▶ _What you need to do_: In the data, find the word "this" and copy out every line that has it.

(Exercise material)

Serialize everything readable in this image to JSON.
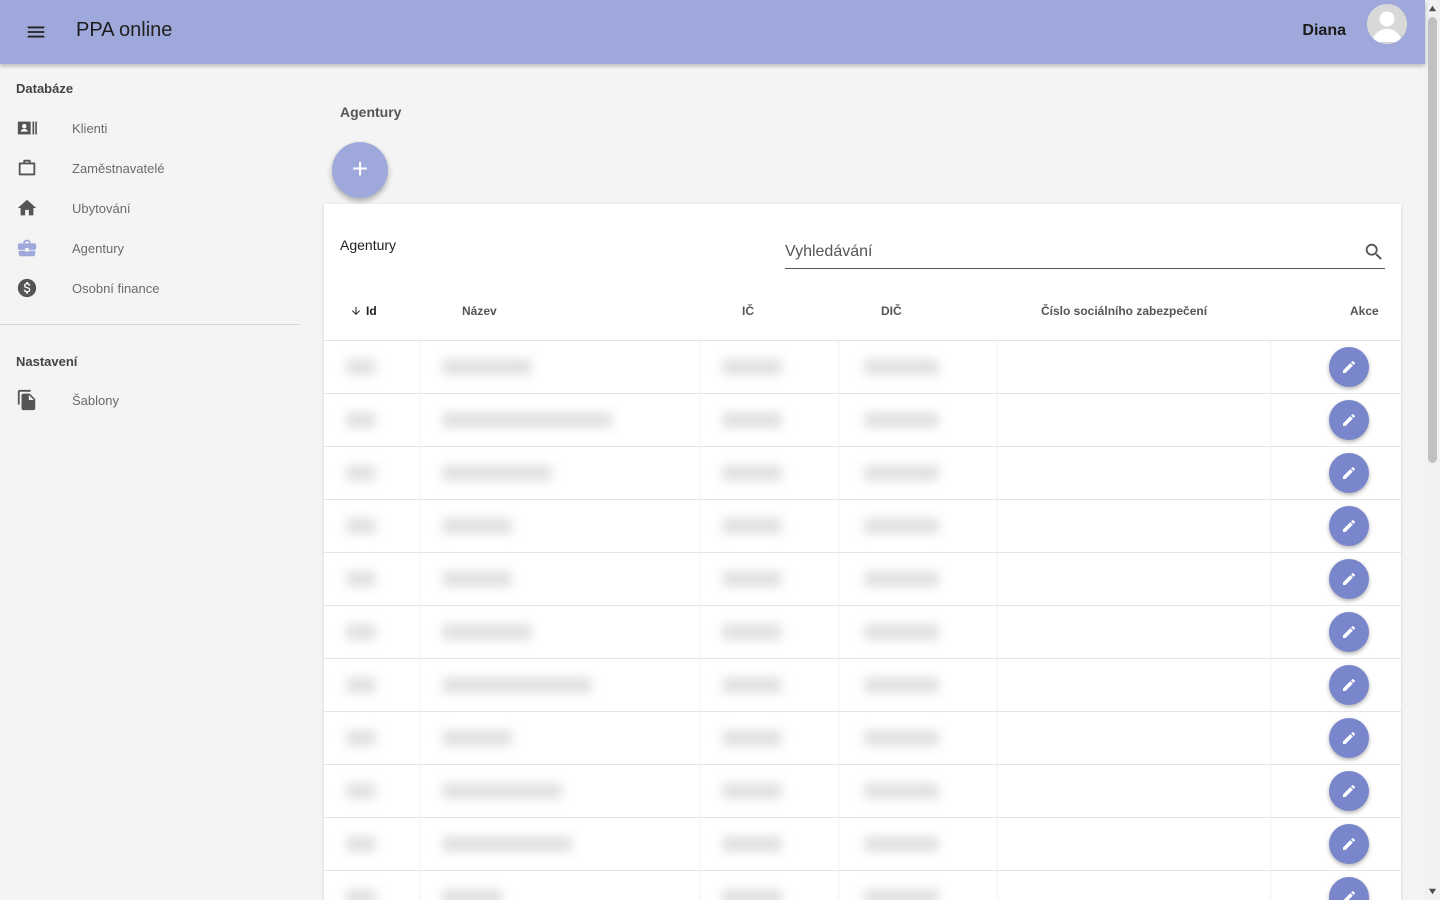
{
  "header": {
    "app_name_bold": "PPA",
    "app_name_light": "online",
    "user_name": "Diana"
  },
  "sidebar": {
    "section_database": "Databáze",
    "section_settings": "Nastavení",
    "items": [
      {
        "label": "Klienti",
        "icon": "contact-card-icon"
      },
      {
        "label": "Zaměstnavatelé",
        "icon": "briefcase-outline-icon"
      },
      {
        "label": "Ubytování",
        "icon": "home-icon"
      },
      {
        "label": "Agentury",
        "icon": "business-center-icon",
        "active": true
      },
      {
        "label": "Osobní finance",
        "icon": "dollar-circle-icon"
      }
    ],
    "settings_items": [
      {
        "label": "Šablony",
        "icon": "file-copy-icon"
      }
    ]
  },
  "main": {
    "page_heading": "Agentury",
    "card_title": "Agentury",
    "search_placeholder": "Vyhledávání",
    "columns": {
      "id": "Id",
      "name": "Název",
      "ic": "IČ",
      "dic": "DIČ",
      "social": "Číslo sociálního zabezpečení",
      "actions": "Akce"
    },
    "sort": {
      "column": "id",
      "direction": "ascending"
    },
    "row_count_visible": 11
  },
  "colors": {
    "header_bg": "#9fa8da",
    "accent": "#7986cb",
    "page_bg": "#f4f4f4",
    "active_icon": "#9fa8da"
  }
}
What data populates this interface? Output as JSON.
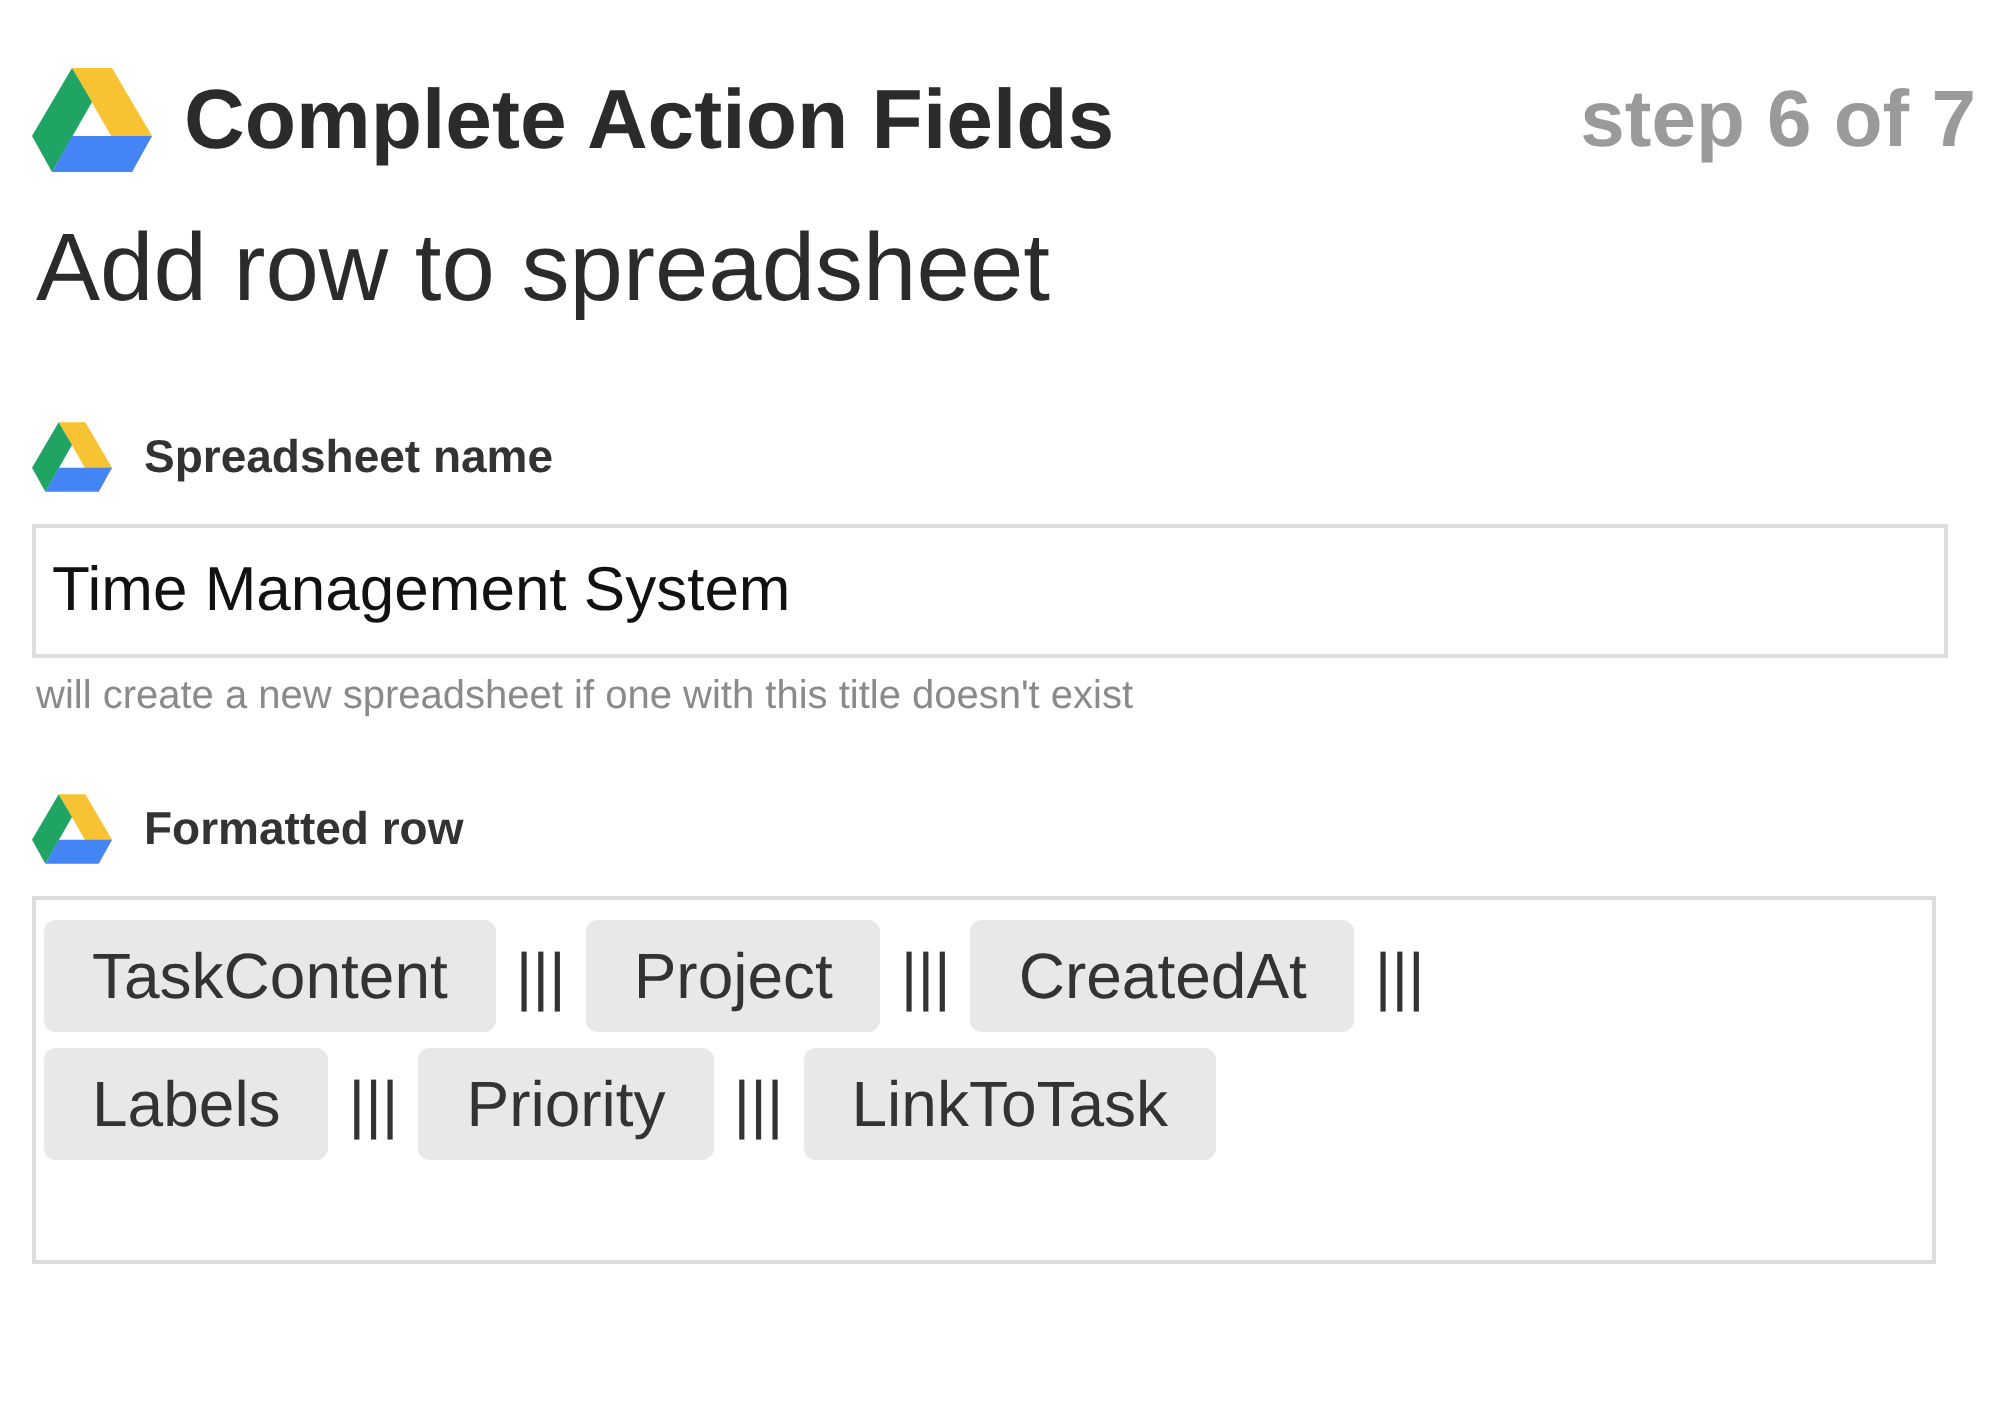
{
  "header": {
    "title": "Complete Action Fields",
    "step": "step 6 of 7"
  },
  "action_title": "Add row to spreadsheet",
  "fields": [
    {
      "kind": "text",
      "label": "Spreadsheet name",
      "value": "Time Management System",
      "hint": "will create a new spreadsheet if one with this title doesn't exist"
    },
    {
      "kind": "tokens",
      "label": "Formatted row",
      "items": [
        {
          "kind": "token",
          "text": "TaskContent"
        },
        {
          "kind": "separator",
          "text": "|||"
        },
        {
          "kind": "token",
          "text": "Project"
        },
        {
          "kind": "separator",
          "text": "|||"
        },
        {
          "kind": "token",
          "text": "CreatedAt"
        },
        {
          "kind": "separator",
          "text": "|||"
        },
        {
          "kind": "token",
          "text": "Labels"
        },
        {
          "kind": "separator",
          "text": "|||"
        },
        {
          "kind": "token",
          "text": "Priority"
        },
        {
          "kind": "separator",
          "text": "|||"
        },
        {
          "kind": "token",
          "text": "LinkToTask"
        }
      ]
    }
  ]
}
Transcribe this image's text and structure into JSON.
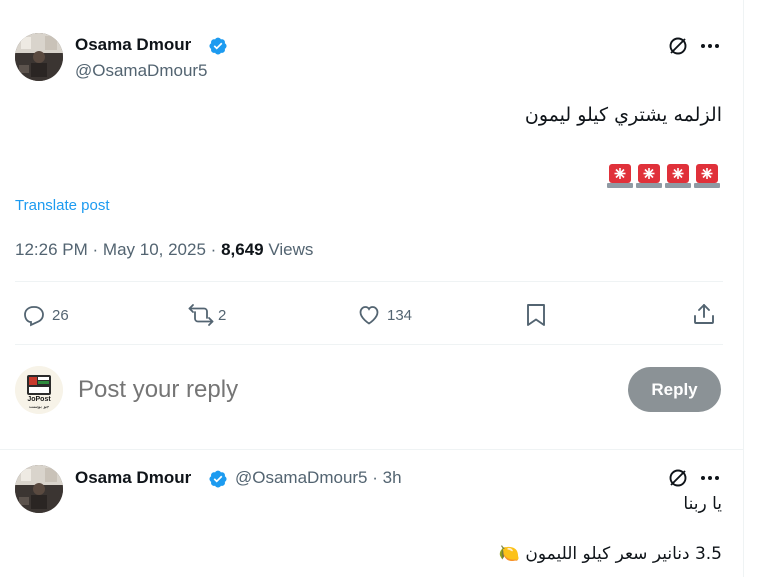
{
  "tweet": {
    "display_name": "Osama Dmour",
    "handle": "@OsamaDmour5",
    "text": "الزلمه يشتري كيلو ليمون",
    "emoji_text": "🚨🚨🚨🚨",
    "translate_label": "Translate post",
    "time": "12:26 PM",
    "date": "May 10, 2025",
    "views_count": "8,649",
    "views_label": "Views",
    "separator": "·"
  },
  "actions": {
    "replies": "26",
    "reposts": "2",
    "likes": "134"
  },
  "composer": {
    "placeholder": "Post your reply",
    "reply_button": "Reply",
    "avatar_text_top": "JoPost",
    "avatar_text_bottom": "جو بوست"
  },
  "reply": {
    "display_name": "Osama Dmour",
    "handle": "@OsamaDmour5",
    "separator": "·",
    "time_ago": "3h",
    "line1": "يا ربنا",
    "line2": "3.5 دنانير سعر كيلو الليمون 🍋"
  },
  "colors": {
    "verified": "#1d9bf0",
    "link": "#1d9bf0",
    "muted": "#536471",
    "reply_button_bg": "#8b9296"
  },
  "icons": {
    "grok": "grok-icon",
    "more": "more-icon",
    "reply": "reply-icon",
    "repost": "repost-icon",
    "like": "heart-icon",
    "bookmark": "bookmark-icon",
    "share": "share-icon",
    "verified": "verified-badge-icon"
  }
}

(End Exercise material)

▶ _Task result_:
Serialize everything readable in this image to JSON.
What data populates this interface? Output as JSON.
      "hint": "will create a new spreadsheet if one with this title doesn't exist"
Transcribe this image's text and structure into JSON.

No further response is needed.